DESCRIPTION OF THE TASK - Show each line from the listing that includes the word "icon".

SOURCE MATERIAL -
----------------

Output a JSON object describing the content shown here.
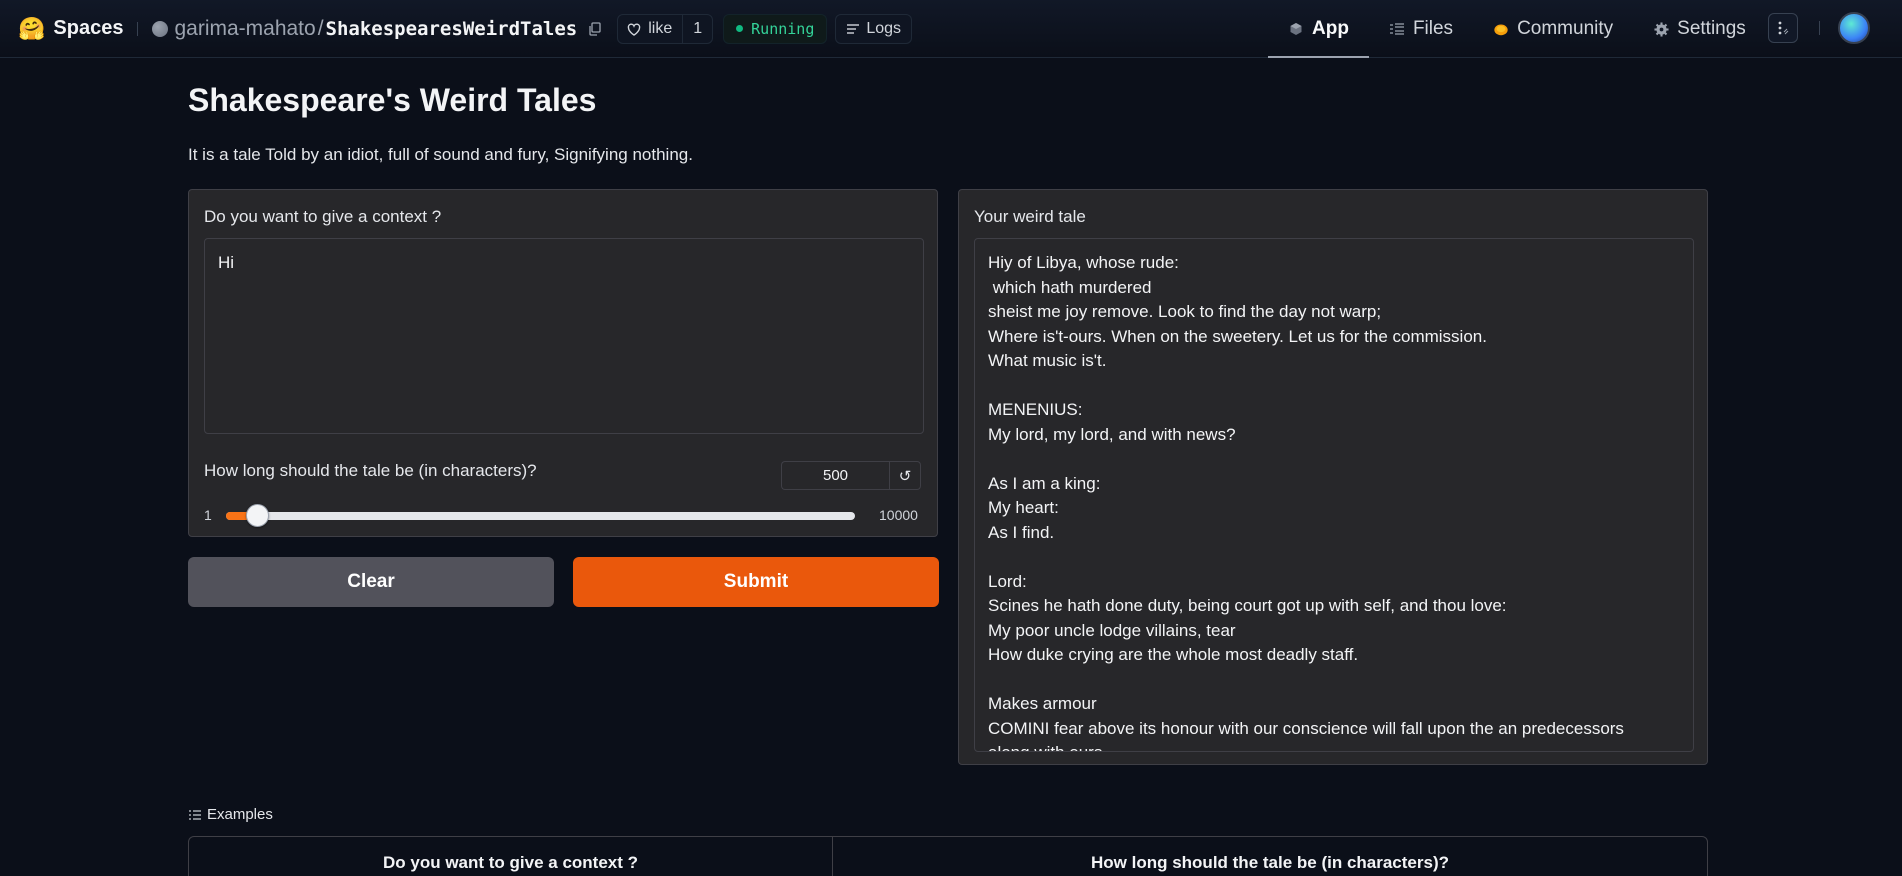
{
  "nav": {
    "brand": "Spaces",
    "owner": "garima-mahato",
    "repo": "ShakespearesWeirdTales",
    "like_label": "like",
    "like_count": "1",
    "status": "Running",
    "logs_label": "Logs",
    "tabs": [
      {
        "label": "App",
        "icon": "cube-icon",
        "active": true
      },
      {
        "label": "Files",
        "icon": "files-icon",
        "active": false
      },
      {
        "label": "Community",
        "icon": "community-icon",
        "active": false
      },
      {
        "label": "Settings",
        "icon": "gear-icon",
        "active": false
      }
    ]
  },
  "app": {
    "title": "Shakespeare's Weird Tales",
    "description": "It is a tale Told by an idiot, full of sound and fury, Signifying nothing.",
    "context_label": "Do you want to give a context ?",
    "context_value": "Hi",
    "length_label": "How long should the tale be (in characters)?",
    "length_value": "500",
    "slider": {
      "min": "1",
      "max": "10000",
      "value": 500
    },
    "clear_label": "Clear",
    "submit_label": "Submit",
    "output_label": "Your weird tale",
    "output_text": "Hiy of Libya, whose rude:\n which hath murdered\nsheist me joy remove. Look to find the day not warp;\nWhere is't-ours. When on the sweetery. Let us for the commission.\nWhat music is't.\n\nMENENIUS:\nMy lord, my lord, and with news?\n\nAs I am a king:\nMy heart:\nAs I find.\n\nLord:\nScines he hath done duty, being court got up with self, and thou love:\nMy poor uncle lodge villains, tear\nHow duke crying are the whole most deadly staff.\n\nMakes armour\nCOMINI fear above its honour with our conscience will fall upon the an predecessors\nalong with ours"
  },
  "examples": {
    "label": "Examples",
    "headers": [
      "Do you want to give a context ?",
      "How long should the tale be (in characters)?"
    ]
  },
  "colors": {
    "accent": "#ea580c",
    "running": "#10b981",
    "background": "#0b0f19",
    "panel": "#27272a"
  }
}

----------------

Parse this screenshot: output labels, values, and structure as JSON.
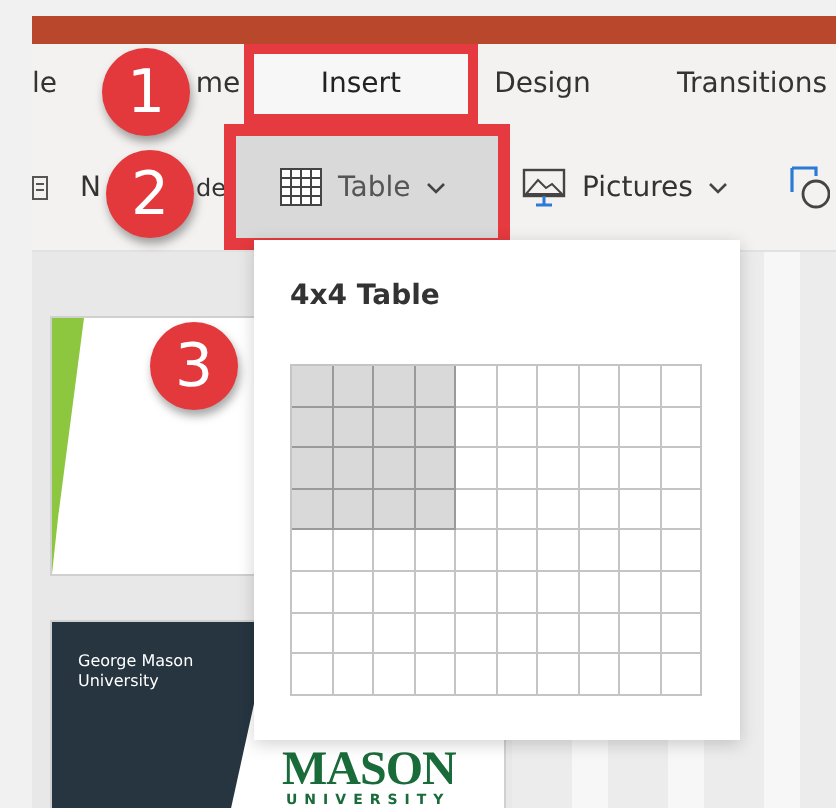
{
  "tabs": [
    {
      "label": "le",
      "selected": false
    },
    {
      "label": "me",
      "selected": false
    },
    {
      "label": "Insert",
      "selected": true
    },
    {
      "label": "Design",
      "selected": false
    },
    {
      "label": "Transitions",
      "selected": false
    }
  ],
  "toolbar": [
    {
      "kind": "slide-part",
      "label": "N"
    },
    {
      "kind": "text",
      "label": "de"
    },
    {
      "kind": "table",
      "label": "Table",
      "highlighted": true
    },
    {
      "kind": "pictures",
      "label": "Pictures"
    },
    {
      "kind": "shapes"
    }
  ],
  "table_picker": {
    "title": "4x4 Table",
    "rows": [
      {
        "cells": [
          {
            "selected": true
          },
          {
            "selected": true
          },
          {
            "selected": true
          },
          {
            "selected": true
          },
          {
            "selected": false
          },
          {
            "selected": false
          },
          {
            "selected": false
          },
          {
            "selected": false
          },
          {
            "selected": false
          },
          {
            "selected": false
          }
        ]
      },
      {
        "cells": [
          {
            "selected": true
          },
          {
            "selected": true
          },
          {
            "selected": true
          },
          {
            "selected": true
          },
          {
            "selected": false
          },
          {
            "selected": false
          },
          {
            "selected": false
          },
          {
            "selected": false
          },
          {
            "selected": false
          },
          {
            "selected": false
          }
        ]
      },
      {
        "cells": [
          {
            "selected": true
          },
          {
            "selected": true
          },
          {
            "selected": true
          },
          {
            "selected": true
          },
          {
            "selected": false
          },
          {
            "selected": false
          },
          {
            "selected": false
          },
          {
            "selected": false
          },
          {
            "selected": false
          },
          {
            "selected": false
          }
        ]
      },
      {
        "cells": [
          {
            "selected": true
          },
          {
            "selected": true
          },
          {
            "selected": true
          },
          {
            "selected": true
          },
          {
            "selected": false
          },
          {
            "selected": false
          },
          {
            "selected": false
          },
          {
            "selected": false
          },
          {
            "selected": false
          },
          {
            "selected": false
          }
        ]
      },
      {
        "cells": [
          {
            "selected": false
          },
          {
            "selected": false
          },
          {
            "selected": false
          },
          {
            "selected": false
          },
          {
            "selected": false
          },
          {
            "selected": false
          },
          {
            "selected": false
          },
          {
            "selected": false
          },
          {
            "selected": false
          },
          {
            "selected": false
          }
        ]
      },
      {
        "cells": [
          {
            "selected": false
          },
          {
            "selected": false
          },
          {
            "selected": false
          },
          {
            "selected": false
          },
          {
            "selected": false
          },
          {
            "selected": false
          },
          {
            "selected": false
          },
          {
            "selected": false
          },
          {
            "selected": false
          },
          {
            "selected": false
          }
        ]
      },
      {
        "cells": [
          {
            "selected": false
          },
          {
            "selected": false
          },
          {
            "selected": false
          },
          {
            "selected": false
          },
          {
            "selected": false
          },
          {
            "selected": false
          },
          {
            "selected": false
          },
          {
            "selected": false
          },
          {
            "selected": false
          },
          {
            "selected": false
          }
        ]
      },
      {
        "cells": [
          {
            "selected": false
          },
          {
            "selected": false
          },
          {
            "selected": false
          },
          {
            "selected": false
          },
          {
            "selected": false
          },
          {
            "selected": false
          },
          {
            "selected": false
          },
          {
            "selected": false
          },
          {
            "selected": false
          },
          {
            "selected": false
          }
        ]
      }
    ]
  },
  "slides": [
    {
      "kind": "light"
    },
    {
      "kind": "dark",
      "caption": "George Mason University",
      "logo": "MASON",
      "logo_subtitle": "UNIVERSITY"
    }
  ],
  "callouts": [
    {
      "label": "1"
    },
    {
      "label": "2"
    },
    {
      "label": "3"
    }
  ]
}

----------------

ANSWER BOX -
        "icon": "cube-icon",
        "icon": "files-icon",
        "icon": "community-icon",
        "icon": "gear-icon",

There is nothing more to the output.